**To do**
Narrow the data below down to the lines containing "this".

**Data shown**
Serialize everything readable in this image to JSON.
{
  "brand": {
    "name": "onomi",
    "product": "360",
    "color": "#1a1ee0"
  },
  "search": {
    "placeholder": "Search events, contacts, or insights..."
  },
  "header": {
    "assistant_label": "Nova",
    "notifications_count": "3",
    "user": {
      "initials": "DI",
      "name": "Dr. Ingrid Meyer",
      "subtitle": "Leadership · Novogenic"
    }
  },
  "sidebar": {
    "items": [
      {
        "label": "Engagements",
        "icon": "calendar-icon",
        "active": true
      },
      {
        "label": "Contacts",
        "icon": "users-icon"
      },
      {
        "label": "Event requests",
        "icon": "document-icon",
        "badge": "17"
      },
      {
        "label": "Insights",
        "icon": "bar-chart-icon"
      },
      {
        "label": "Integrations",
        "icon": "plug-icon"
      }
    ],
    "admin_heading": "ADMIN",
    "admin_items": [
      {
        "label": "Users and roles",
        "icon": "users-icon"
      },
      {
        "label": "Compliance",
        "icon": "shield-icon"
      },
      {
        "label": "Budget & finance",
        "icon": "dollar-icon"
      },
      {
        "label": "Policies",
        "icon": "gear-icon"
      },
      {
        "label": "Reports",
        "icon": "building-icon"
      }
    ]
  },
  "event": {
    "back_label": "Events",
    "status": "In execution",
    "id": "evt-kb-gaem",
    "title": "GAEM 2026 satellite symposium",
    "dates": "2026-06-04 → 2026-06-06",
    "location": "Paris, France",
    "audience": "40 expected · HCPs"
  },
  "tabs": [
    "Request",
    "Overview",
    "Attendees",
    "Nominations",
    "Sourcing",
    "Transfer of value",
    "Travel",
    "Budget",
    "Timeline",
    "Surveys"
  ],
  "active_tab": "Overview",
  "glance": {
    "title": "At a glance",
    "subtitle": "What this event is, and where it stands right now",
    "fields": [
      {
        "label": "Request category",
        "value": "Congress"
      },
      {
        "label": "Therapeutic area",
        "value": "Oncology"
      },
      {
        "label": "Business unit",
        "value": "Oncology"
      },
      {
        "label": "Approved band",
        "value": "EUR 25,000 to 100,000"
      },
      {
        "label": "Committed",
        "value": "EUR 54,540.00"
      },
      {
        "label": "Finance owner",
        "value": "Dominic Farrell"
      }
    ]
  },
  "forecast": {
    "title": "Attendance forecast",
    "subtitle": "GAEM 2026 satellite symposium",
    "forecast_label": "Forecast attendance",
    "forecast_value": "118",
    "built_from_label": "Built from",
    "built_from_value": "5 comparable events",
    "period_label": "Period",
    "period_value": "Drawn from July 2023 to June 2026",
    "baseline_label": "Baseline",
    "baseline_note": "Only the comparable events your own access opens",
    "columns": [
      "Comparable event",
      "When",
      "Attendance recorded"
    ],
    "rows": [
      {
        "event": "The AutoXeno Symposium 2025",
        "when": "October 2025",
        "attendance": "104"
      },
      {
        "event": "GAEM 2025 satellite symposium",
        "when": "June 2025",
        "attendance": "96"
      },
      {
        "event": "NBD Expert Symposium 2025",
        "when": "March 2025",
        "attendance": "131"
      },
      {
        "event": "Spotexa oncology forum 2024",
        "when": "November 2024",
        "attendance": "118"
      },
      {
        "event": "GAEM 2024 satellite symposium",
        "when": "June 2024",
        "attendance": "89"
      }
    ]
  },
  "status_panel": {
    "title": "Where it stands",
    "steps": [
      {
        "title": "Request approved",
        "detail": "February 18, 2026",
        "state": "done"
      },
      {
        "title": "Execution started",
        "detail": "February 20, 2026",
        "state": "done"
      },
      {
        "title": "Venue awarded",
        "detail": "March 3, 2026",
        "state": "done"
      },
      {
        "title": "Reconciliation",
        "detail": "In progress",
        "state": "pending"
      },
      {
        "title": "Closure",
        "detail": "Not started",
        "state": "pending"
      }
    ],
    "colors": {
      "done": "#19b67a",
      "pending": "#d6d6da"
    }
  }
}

**Expected answer**
Serialize everything readable in this image to JSON.
    "subtitle": "What this event is, and where it stands right now",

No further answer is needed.